Ogier sees me off – I hate leaving my roses and turn round every minute at the station, but I am glad he has not come. I travel with Lourdes pilgrims and have time to think things over – I see Elinor Glyn dancing at Les Acacias, hear a voice on the telephone telling me dreamt about Ta bouche, remember the Pope's decorations, his recollections of me in 1910, and Ogier's attempts at pouring cold water over me. I write to him on the boat and thank him for all that he is to me. My train is 45 minutes late, so I arrive in the middle of reception and too late to save anything. I am greeted strangely, introduced to several women and talk to Mme Amaral. Gilbert is sulking – even the stick I brought him fails to cheer him up.
Margarēta pēc ļoti piesātinātas un kaislīgas nedēļas Parīzē, ļaujoties dēkai ar Zigfrīdu Annu Meierovicu, atgriezusies Londonā.
Pusdienojusi kopā ar Irmu Čilveri Ričmondā un bijušas Hemptonkortā. Margarēta spriež ka Irma nesaprot, kādu gandarījumu Margarēta gūst no darba, un uzskata, ka pašas dzīve ir daudz bagātāka, savukārt Margarēta domā, ka Irma izšķiež savu prāta potenciālu un aizraujas ar sīkām tenkām.
Last night I dined at Richmond with Irma Chilver and today we were at Hampton Court en quatre. She fails to see what satisfaction I get out of work and thinks her life much richer – whereas I think she is wasting her brains and getting interested in petty gossip. We went boating and spent a very disagreeable hour, colliding with everyone.

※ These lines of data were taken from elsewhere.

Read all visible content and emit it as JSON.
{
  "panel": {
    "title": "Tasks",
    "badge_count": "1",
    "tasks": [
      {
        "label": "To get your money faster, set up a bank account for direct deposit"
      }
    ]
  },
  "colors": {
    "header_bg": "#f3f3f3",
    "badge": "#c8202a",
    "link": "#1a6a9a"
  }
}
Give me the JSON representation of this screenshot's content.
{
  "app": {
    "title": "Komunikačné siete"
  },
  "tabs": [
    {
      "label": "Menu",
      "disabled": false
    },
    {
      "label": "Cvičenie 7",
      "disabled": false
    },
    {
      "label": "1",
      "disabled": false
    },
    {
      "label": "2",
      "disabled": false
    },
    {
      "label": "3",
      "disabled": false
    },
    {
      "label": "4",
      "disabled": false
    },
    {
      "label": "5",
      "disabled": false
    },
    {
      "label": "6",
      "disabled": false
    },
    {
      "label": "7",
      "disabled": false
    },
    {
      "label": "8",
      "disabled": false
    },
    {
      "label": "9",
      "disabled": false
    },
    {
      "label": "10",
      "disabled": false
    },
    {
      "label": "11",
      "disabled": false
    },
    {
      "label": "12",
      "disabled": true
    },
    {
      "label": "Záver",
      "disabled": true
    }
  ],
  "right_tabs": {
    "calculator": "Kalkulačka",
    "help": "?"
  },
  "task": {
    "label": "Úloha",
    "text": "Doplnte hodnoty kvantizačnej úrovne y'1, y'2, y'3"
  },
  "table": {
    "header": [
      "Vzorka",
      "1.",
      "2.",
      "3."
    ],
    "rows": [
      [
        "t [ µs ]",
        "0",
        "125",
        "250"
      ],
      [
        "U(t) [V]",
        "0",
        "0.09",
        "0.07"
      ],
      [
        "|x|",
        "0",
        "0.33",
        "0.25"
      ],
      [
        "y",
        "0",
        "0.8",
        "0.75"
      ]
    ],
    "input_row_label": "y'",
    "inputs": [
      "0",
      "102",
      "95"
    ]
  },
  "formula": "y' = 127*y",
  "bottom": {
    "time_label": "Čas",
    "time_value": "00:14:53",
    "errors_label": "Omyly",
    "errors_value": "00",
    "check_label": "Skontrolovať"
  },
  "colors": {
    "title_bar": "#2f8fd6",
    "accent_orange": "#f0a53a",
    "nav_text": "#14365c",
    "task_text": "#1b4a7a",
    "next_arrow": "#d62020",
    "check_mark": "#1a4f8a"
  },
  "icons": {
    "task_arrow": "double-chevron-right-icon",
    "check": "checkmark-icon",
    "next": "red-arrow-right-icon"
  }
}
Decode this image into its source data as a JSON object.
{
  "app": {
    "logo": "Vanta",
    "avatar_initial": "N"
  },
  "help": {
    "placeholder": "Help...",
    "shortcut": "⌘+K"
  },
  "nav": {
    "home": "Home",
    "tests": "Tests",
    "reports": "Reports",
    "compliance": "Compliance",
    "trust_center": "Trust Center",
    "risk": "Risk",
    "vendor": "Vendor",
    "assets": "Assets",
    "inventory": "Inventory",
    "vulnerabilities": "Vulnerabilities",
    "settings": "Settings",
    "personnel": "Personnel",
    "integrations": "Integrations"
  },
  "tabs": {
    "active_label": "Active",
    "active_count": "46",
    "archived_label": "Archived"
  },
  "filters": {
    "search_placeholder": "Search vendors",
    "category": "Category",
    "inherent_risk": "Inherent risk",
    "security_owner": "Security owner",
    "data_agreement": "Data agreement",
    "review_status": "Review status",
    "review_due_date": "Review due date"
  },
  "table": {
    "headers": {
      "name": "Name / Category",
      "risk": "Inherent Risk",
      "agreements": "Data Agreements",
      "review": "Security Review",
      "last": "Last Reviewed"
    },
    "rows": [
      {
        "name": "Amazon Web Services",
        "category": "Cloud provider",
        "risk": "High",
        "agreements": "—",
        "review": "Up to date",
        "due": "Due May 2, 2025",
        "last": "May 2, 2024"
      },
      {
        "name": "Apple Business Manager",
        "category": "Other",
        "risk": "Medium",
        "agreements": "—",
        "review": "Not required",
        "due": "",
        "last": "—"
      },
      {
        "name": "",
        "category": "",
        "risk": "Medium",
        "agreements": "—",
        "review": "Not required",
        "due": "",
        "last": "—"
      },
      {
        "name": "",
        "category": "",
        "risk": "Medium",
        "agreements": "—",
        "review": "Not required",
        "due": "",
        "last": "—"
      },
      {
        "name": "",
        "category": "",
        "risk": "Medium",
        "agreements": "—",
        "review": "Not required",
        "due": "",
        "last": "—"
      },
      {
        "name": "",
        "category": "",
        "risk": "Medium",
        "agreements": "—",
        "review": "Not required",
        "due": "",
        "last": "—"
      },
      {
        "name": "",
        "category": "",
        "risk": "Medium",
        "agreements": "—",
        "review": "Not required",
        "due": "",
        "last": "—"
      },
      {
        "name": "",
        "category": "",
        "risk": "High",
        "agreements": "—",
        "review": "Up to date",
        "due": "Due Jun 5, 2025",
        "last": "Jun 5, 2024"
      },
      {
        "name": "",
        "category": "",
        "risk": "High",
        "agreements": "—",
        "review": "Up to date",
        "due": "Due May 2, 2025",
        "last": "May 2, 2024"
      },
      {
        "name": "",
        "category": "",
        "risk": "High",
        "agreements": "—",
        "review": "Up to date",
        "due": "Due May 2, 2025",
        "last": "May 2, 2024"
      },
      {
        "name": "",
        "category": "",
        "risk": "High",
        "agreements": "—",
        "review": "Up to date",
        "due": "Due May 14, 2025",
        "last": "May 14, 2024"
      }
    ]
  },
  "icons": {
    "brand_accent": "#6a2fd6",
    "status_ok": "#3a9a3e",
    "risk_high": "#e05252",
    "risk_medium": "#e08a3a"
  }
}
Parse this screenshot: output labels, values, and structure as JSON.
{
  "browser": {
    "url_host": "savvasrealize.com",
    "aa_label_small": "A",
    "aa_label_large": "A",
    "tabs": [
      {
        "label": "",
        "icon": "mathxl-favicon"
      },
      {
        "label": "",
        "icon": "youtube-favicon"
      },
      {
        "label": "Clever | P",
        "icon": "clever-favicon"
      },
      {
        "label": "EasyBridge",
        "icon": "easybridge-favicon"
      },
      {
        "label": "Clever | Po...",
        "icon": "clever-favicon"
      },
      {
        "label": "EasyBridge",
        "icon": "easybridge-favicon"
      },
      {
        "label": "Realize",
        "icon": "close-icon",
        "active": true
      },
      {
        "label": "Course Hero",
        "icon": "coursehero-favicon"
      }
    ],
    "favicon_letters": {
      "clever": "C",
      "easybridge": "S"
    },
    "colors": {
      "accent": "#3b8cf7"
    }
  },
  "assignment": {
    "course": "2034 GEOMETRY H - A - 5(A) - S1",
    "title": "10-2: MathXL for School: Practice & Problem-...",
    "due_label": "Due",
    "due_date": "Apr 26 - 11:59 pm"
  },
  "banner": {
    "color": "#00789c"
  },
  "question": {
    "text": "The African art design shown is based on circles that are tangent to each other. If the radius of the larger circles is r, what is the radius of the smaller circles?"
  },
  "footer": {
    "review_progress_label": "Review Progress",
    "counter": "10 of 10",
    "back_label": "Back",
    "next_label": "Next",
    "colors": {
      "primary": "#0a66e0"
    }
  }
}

Margarēta pārdzīvo, ka pazaudējusi Džo pulksteni – siksniņa bija kļuvusi vaļīga, meklējumi caur policiju un sludinājumiem bijuši bezjēdzīgi. Taču Laundersa kundze aizvedusi uz Karalisko Akadēmiju, kur Margarētai paticis Čārlza Simsa* lēdijas Roksavidžas** portetējums (The Countess of Rocksavage and her Son), un uz Rumpelmaijera izrādi.
I lost Joe's watch on the 12th – the ribbon was loose, and I was buying matches for Riga – the police and advertisements have been useless. I saw Guitry in "Pasteur" with Irma Chilver, and Mrs. Launders took me to the Academy, where I liked Sims' Lady Rocksavage, and to Rumpelmayer's.
*Mākslinieks Čārlzs Simss (Charles Sims, 1873-1928) dzimis Londonā, studējis turpat un Parīzē. Iespējams, ka viņa kontinentālā izglītība izskaidro viņa plūstošo darbu ar krāsu un pārliecinošo attieksmi pret telpu un atmosfēru. Viņa daiļrade aptver gan agrīnas brīvdabas figūru ainas, kas gleznotas ar vieglu, plūstošu pieskārienu, gan formālus portretus un gleznas, kurās viņš izmantoja simbolisma vai primitīvisma stilu.
**Sibila Reičela Betija Sesila Čolmondelija, no 1913. līdz 1923. gadam iecelta par Roksavidžas grāfieni, bija britu sabiedriskā darbiniece, mākslas mecenāte un Sieviešu Karaliskā jūras kara dienesta galvenā štāba virsniece Otrā pasaules kara laikā. Čārlza Simsa glezna "Roksavidžas grāfiene un viņas dēls" un grāfienes portretējums tika izstādīts Karaliskās akadēmijas vasaras izstādē 1922. gadā, kur tas tika uzņemts ļoti atzinīgi, un šodien tas atrodas Čolmondelijas pilī.